_What you should do_:
Every line containing "flower" should be identified and copied from the data below.

Saved entries:

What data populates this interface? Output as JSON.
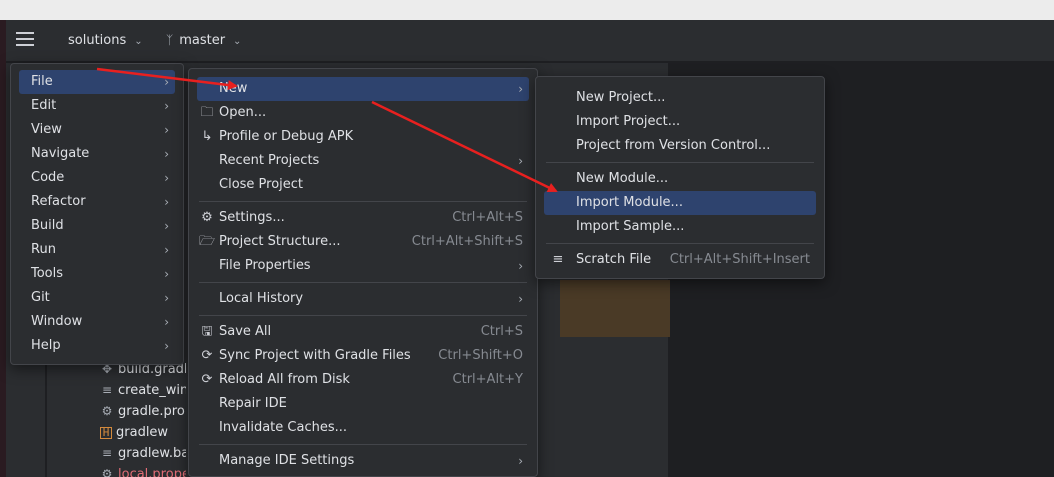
{
  "toolbar": {
    "project_name": "solutions",
    "branch_name": "master"
  },
  "tree": {
    "items": [
      {
        "label": "build.gradle",
        "icon": "gradle-icon"
      },
      {
        "label": "create_win",
        "icon": "text-file-icon"
      },
      {
        "label": "gradle.properties",
        "icon": "settings-file-icon"
      },
      {
        "label": "gradlew",
        "icon": "shell-file-icon"
      },
      {
        "label": "gradlew.bat",
        "icon": "text-file-icon"
      },
      {
        "label": "local.properties",
        "icon": "settings-file-icon"
      }
    ]
  },
  "main_menu": {
    "items": [
      "File",
      "Edit",
      "View",
      "Navigate",
      "Code",
      "Refactor",
      "Build",
      "Run",
      "Tools",
      "Git",
      "Window",
      "Help"
    ]
  },
  "file_menu": {
    "new": "New",
    "open": "Open...",
    "profile_apk": "Profile or Debug APK",
    "recent_projects": "Recent Projects",
    "close_project": "Close Project",
    "settings": "Settings...",
    "settings_sc": "Ctrl+Alt+S",
    "project_structure": "Project Structure...",
    "project_structure_sc": "Ctrl+Alt+Shift+S",
    "file_properties": "File Properties",
    "local_history": "Local History",
    "save_all": "Save All",
    "save_all_sc": "Ctrl+S",
    "sync_gradle": "Sync Project with Gradle Files",
    "sync_gradle_sc": "Ctrl+Shift+O",
    "reload_disk": "Reload All from Disk",
    "reload_disk_sc": "Ctrl+Alt+Y",
    "repair_ide": "Repair IDE",
    "invalidate_caches": "Invalidate Caches...",
    "manage_ide_settings": "Manage IDE Settings"
  },
  "new_menu": {
    "new_project": "New Project...",
    "import_project": "Import Project...",
    "project_from_vcs": "Project from Version Control...",
    "new_module": "New Module...",
    "import_module": "Import Module...",
    "import_sample": "Import Sample...",
    "scratch_file": "Scratch File",
    "scratch_file_sc": "Ctrl+Alt+Shift+Insert"
  },
  "colors": {
    "menu_bg": "#2b2d30",
    "selection": "#2e436e",
    "annotation_arrow": "#e8201f"
  }
}
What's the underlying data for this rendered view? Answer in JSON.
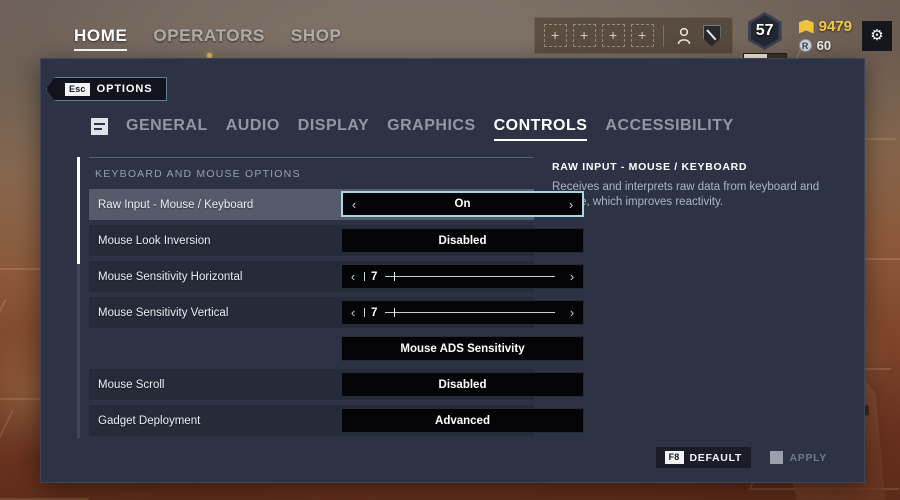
{
  "topnav": {
    "items": [
      {
        "label": "HOME",
        "active": true,
        "dot": false
      },
      {
        "label": "OPERATORS",
        "active": false,
        "dot": true
      },
      {
        "label": "SHOP",
        "active": false,
        "dot": false
      }
    ]
  },
  "hud": {
    "slot_glyph": "+",
    "slot_count": 4,
    "person_icon": "person-icon",
    "shield_icon": "shield-icon",
    "level": "57",
    "level_progress_pct": 55,
    "renown": "9479",
    "credits": "60",
    "credit_glyph": "R",
    "settings_glyph": "⚙"
  },
  "back": {
    "key": "Esc",
    "label": "OPTIONS"
  },
  "tabs": [
    {
      "label": "GENERAL",
      "active": false
    },
    {
      "label": "AUDIO",
      "active": false
    },
    {
      "label": "DISPLAY",
      "active": false
    },
    {
      "label": "GRAPHICS",
      "active": false
    },
    {
      "label": "CONTROLS",
      "active": true
    },
    {
      "label": "ACCESSIBILITY",
      "active": false
    }
  ],
  "section": {
    "title": "KEYBOARD AND MOUSE OPTIONS"
  },
  "rows": [
    {
      "label": "Raw Input - Mouse / Keyboard",
      "type": "stepper",
      "value": "On",
      "selected": true,
      "left_arrow": "‹",
      "right_arrow": "›"
    },
    {
      "label": "Mouse Look Inversion",
      "type": "plain",
      "value": "Disabled",
      "selected": false
    },
    {
      "label": "Mouse Sensitivity Horizontal",
      "type": "slider",
      "value": "7",
      "slider_pct": 6,
      "selected": false,
      "left_arrow": "‹",
      "right_arrow": "›"
    },
    {
      "label": "Mouse Sensitivity Vertical",
      "type": "slider",
      "value": "7",
      "slider_pct": 6,
      "selected": false,
      "left_arrow": "‹",
      "right_arrow": "›"
    },
    {
      "label": "",
      "type": "plain",
      "value": "Mouse ADS Sensitivity",
      "selected": false,
      "spacer": true
    },
    {
      "label": "Mouse Scroll",
      "type": "plain",
      "value": "Disabled",
      "selected": false
    },
    {
      "label": "Gadget Deployment",
      "type": "plain",
      "value": "Advanced",
      "selected": false
    }
  ],
  "info": {
    "title": "RAW INPUT - MOUSE / KEYBOARD",
    "description": "Receives and interprets raw data from keyboard and mouse, which improves reactivity."
  },
  "footer": {
    "default_key": "F8",
    "default_label": "DEFAULT",
    "apply_label": "APPLY"
  },
  "colors": {
    "selection_border": "#a9d4e6",
    "panel_bg": "#2d3244",
    "row_bg": "#262b3a",
    "row_selected_bg": "#555b6b",
    "accent_gold": "#f4c944"
  }
}
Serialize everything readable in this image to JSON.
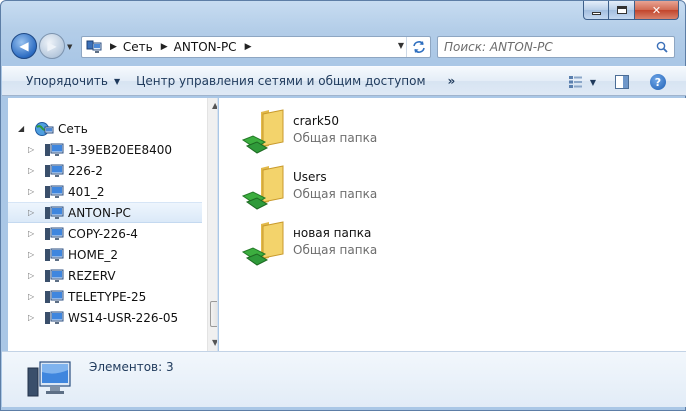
{
  "window": {
    "controls": [
      "minimize",
      "maximize",
      "close"
    ]
  },
  "navigation": {
    "back_icon": "back-arrow-icon",
    "forward_icon": "forward-arrow-icon",
    "breadcrumbs": [
      "Сеть",
      "ANTON-PC"
    ],
    "search_placeholder": "Поиск: ANTON-PC"
  },
  "toolbar": {
    "organize_label": "Упорядочить",
    "network_center_label": "Центр управления сетями и общим доступом",
    "more_label": "»",
    "view_icon": "view-options-icon",
    "preview_icon": "preview-pane-icon",
    "help_icon": "help-icon"
  },
  "sidebar": {
    "root_label": "Сеть",
    "items": [
      {
        "label": "1-39EB20EE8400"
      },
      {
        "label": "226-2"
      },
      {
        "label": "401_2"
      },
      {
        "label": "ANTON-PC",
        "selected": true
      },
      {
        "label": "COPY-226-4"
      },
      {
        "label": "HOME_2"
      },
      {
        "label": "REZERV"
      },
      {
        "label": "TELETYPE-25"
      },
      {
        "label": "WS14-USR-226-05"
      }
    ]
  },
  "content": {
    "items": [
      {
        "name": "crark50",
        "type": "Общая папка"
      },
      {
        "name": "Users",
        "type": "Общая папка"
      },
      {
        "name": "новая папка",
        "type": "Общая папка"
      }
    ]
  },
  "details": {
    "text": "Элементов: 3",
    "icon": "computer-icon"
  },
  "colors": {
    "frame": "#aac7e6",
    "command_text": "#1e395b",
    "selection": "#dbe9f8",
    "folder": "#f3d36b",
    "share_arrow": "#3cae3f"
  }
}
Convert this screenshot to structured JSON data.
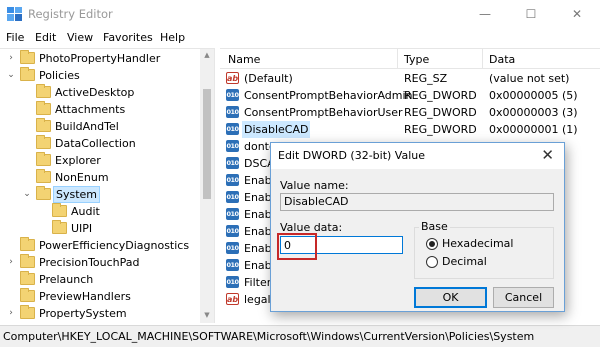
{
  "window": {
    "title": "Registry Editor",
    "minimize": "—",
    "maximize": "☐",
    "close": "✕"
  },
  "menu": [
    "File",
    "Edit",
    "View",
    "Favorites",
    "Help"
  ],
  "tree": {
    "items": [
      {
        "label": "PhotoPropertyHandler",
        "level": 1,
        "arrow": "›"
      },
      {
        "label": "Policies",
        "level": 1,
        "arrow": "⌄"
      },
      {
        "label": "ActiveDesktop",
        "level": 2,
        "arrow": ""
      },
      {
        "label": "Attachments",
        "level": 2,
        "arrow": ""
      },
      {
        "label": "BuildAndTel",
        "level": 2,
        "arrow": ""
      },
      {
        "label": "DataCollection",
        "level": 2,
        "arrow": ""
      },
      {
        "label": "Explorer",
        "level": 2,
        "arrow": ""
      },
      {
        "label": "NonEnum",
        "level": 2,
        "arrow": ""
      },
      {
        "label": "System",
        "level": 2,
        "arrow": "⌄",
        "selected": true
      },
      {
        "label": "Audit",
        "level": 3,
        "arrow": ""
      },
      {
        "label": "UIPI",
        "level": 3,
        "arrow": ""
      },
      {
        "label": "PowerEfficiencyDiagnostics",
        "level": 1,
        "arrow": ""
      },
      {
        "label": "PrecisionTouchPad",
        "level": 1,
        "arrow": "›"
      },
      {
        "label": "Prelaunch",
        "level": 1,
        "arrow": ""
      },
      {
        "label": "PreviewHandlers",
        "level": 1,
        "arrow": ""
      },
      {
        "label": "PropertySystem",
        "level": 1,
        "arrow": "›"
      }
    ]
  },
  "list": {
    "columns": [
      "Name",
      "Type",
      "Data"
    ],
    "rows": [
      {
        "icon": "ab",
        "name": "(Default)",
        "type": "REG_SZ",
        "data": "(value not set)"
      },
      {
        "icon": "dw",
        "name": "ConsentPromptBehaviorAdmin",
        "type": "REG_DWORD",
        "data": "0x00000005 (5)"
      },
      {
        "icon": "dw",
        "name": "ConsentPromptBehaviorUser",
        "type": "REG_DWORD",
        "data": "0x00000003 (3)"
      },
      {
        "icon": "dw",
        "name": "DisableCAD",
        "type": "REG_DWORD",
        "data": "0x00000001 (1)",
        "selected": true
      },
      {
        "icon": "dw",
        "name": "dontd",
        "type": "",
        "data": ""
      },
      {
        "icon": "dw",
        "name": "DSCAu",
        "type": "",
        "data": ""
      },
      {
        "icon": "dw",
        "name": "Enable",
        "type": "",
        "data": ""
      },
      {
        "icon": "dw",
        "name": "Enable",
        "type": "",
        "data": ""
      },
      {
        "icon": "dw",
        "name": "Enable",
        "type": "",
        "data": ""
      },
      {
        "icon": "dw",
        "name": "Enable",
        "type": "",
        "data": ""
      },
      {
        "icon": "dw",
        "name": "Enable",
        "type": "",
        "data": ""
      },
      {
        "icon": "dw",
        "name": "Enable",
        "type": "",
        "data": ""
      },
      {
        "icon": "dw",
        "name": "FilterA",
        "type": "",
        "data": ""
      },
      {
        "icon": "ab",
        "name": "legaln",
        "type": "",
        "data": ""
      }
    ]
  },
  "statusbar": {
    "path": "Computer\\HKEY_LOCAL_MACHINE\\SOFTWARE\\Microsoft\\Windows\\CurrentVersion\\Policies\\System"
  },
  "dialog": {
    "title": "Edit DWORD (32-bit) Value",
    "close": "✕",
    "value_name_label": "Value name:",
    "value_name": "DisableCAD",
    "value_data_label": "Value data:",
    "value_data": "0",
    "base_label": "Base",
    "hex_label": "Hexadecimal",
    "dec_label": "Decimal",
    "base_selected": "Hexadecimal",
    "ok": "OK",
    "cancel": "Cancel"
  },
  "colors": {
    "selection": "#cce8ff",
    "accent": "#0078d7",
    "highlight": "#c62828",
    "folder": "#f3d373"
  }
}
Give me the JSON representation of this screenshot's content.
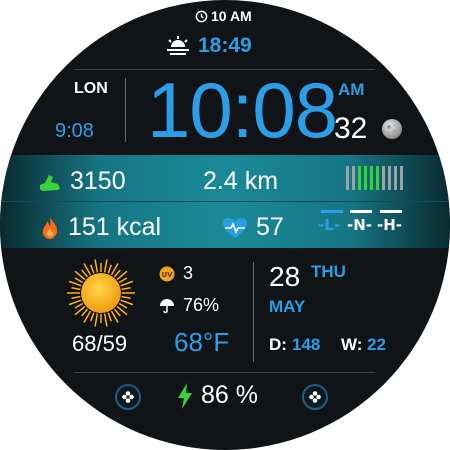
{
  "status": {
    "alarm_icon": "alarm-clock-icon",
    "alarm_time": "10 AM"
  },
  "sunset": {
    "icon": "sunset-icon",
    "time": "18:49"
  },
  "world_clock": {
    "city": "LON",
    "time": "9:08"
  },
  "main_time": {
    "time": "10:08",
    "ampm": "AM",
    "seconds": "32",
    "moon_icon": "moon-icon"
  },
  "activity": {
    "steps_icon": "shoe-icon",
    "steps": "3150",
    "distance": "2.4 km",
    "progress_bars_total": 10,
    "progress_bars_filled": 4,
    "calories_icon": "flame-icon",
    "calories": "151 kcal",
    "heart_icon": "heart-rate-icon",
    "heart_rate": "57",
    "levels": [
      "-L-",
      "-N-",
      "-H-"
    ],
    "active_level": "-L-"
  },
  "weather": {
    "icon": "sun-icon",
    "uv_icon": "uv-icon",
    "uv": "3",
    "rain_icon": "umbrella-icon",
    "rain": "76%",
    "hi_lo": "68/59",
    "temp": "68°F"
  },
  "date": {
    "day": "28",
    "weekday": "THU",
    "month": "MAY",
    "day_label": "D:",
    "day_of_year": "148",
    "week_label": "W:",
    "week": "22"
  },
  "battery": {
    "icon": "bolt-icon",
    "value": "86 %"
  },
  "shortcuts": {
    "left_icon": "flower-icon",
    "right_icon": "flower-icon"
  },
  "colors": {
    "accent": "#2b9ee8",
    "band": "#1a8a98",
    "background": "#101417",
    "steps_green": "#3ad23a",
    "flame": "#ff6a1a"
  }
}
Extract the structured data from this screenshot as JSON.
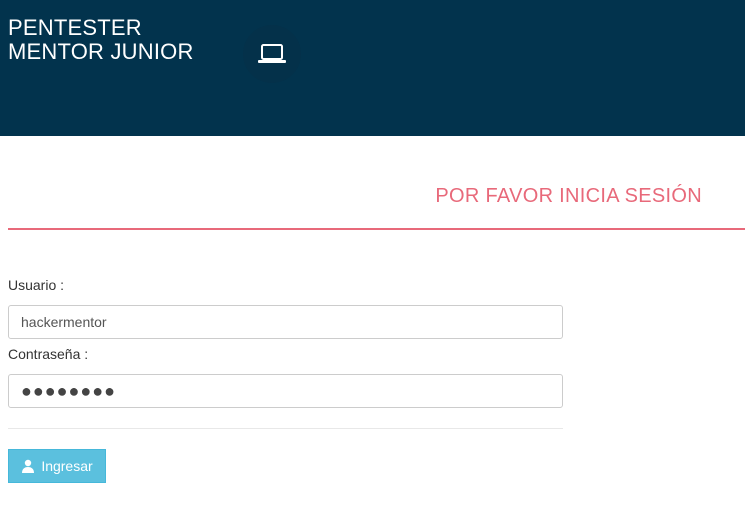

_Task response_:
    "left_icon": "flower-icon",
    "right_icon": "flower-icon"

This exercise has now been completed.